■ **Exercise requirements**:
From the entries below, gather each line containing the word "data".

● ● ●

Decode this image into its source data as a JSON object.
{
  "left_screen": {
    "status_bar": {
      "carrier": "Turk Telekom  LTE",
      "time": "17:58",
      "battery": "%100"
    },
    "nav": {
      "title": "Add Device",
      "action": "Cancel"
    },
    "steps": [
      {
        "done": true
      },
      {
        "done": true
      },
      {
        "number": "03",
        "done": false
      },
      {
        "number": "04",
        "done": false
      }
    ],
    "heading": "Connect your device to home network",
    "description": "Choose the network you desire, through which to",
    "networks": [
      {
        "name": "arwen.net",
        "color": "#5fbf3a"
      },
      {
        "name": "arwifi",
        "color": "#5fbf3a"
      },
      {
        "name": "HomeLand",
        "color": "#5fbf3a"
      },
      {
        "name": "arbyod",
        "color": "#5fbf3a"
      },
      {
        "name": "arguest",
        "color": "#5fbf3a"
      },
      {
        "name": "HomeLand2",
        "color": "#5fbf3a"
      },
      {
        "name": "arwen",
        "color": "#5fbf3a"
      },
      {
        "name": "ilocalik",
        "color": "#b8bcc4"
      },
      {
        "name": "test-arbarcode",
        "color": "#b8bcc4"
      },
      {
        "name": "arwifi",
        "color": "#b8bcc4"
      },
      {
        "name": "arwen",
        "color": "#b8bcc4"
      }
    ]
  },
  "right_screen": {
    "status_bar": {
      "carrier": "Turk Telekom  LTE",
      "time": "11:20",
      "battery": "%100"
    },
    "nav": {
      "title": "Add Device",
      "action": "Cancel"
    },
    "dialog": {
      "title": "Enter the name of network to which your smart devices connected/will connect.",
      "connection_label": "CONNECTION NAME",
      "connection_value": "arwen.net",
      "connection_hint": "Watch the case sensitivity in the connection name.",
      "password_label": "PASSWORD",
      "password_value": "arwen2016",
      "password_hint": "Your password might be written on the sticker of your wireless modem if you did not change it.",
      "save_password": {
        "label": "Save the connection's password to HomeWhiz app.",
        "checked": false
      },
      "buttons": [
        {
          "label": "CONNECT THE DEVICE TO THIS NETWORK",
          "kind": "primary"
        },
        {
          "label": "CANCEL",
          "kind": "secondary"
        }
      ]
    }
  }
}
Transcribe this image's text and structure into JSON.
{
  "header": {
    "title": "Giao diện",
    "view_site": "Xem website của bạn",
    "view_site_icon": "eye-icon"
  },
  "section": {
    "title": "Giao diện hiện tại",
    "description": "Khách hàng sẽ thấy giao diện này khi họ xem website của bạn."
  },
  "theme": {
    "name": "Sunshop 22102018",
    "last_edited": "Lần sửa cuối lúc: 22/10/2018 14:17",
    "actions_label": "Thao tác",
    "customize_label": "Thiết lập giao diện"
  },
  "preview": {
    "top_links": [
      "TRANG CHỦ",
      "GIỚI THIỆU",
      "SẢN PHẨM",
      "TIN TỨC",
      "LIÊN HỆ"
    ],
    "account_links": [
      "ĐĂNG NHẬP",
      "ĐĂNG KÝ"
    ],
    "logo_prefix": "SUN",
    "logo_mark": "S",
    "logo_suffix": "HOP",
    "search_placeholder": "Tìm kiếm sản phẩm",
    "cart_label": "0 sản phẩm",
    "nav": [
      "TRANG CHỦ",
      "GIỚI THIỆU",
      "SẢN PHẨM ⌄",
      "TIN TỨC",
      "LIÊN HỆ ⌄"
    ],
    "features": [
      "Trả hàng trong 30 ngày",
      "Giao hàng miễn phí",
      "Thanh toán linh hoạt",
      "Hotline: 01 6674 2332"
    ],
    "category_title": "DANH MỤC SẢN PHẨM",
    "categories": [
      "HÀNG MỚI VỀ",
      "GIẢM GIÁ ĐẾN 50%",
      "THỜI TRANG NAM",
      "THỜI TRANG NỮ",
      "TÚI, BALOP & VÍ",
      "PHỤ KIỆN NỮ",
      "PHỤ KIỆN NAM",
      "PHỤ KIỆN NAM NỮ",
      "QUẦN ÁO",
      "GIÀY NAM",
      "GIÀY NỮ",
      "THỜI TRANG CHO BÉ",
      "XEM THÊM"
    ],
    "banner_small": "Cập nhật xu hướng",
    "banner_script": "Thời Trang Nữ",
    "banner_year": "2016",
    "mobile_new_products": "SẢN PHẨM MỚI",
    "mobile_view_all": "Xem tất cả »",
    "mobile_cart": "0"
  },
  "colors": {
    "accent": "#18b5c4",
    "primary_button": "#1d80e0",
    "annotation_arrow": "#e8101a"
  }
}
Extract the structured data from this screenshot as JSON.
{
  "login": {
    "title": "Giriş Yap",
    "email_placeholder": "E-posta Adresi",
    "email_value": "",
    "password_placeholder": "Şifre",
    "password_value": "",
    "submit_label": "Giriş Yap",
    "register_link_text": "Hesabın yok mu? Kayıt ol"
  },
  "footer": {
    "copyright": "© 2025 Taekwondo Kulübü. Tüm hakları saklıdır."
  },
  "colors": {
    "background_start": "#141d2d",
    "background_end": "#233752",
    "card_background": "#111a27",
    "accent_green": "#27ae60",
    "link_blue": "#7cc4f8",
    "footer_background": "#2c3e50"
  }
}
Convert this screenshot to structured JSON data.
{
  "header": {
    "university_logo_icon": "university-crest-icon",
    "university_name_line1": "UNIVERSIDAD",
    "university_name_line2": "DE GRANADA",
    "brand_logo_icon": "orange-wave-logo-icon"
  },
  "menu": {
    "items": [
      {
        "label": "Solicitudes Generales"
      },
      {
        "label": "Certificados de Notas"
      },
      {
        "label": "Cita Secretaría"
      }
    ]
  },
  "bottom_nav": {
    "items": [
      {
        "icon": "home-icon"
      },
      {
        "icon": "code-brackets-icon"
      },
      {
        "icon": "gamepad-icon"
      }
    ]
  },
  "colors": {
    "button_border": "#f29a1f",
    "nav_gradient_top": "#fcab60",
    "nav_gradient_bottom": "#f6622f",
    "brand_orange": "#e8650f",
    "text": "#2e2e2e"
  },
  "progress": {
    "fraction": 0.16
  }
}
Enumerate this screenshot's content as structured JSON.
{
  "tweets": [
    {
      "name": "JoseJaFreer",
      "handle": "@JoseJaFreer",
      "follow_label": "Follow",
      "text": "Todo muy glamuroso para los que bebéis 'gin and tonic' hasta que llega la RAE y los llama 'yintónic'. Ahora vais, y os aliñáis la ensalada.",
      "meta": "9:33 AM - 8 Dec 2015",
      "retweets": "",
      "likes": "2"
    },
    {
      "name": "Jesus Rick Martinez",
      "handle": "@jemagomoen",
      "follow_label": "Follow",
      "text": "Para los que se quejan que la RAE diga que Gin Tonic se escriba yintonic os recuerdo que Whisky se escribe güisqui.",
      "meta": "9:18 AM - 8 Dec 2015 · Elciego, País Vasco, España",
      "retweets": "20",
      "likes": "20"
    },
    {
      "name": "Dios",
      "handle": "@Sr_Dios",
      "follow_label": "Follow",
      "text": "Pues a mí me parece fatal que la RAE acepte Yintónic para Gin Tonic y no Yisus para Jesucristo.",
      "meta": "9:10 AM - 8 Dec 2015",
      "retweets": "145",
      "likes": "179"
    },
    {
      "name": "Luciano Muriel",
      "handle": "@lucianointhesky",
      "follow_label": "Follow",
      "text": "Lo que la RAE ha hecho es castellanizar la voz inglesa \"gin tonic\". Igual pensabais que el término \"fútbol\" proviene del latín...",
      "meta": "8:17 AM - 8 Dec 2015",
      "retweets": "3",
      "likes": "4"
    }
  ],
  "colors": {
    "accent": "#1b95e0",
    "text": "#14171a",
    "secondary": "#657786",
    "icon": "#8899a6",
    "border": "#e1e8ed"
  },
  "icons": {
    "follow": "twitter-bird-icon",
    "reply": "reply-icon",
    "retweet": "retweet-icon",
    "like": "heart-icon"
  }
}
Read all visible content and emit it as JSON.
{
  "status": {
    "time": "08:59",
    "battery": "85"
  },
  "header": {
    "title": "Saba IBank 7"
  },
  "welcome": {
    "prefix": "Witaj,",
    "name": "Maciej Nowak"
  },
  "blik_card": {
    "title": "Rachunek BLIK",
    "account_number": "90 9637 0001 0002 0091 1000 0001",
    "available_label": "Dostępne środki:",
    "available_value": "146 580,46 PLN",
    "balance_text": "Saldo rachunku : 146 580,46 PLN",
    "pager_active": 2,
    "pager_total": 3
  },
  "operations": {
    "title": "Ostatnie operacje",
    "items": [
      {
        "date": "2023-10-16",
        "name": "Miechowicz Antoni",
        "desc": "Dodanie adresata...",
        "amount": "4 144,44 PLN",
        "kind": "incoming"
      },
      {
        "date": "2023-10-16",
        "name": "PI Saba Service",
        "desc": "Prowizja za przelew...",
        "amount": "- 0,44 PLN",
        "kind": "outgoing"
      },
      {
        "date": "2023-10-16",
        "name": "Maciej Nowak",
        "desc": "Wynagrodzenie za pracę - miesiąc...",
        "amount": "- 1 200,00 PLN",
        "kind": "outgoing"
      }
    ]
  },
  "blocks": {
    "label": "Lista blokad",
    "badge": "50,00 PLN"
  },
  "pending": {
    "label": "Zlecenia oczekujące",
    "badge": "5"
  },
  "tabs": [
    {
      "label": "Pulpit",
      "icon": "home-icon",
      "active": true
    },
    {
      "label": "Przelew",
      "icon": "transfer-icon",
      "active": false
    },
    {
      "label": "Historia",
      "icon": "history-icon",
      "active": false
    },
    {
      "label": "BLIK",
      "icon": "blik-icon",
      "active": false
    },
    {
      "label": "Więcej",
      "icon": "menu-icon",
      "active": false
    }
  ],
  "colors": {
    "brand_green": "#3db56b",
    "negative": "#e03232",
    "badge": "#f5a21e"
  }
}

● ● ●

■ **Result of this task**:
Decode this image into its source data as a JSON object.
Extract the structured data from this screenshot as JSON.
Convert this screenshot to structured JSON data.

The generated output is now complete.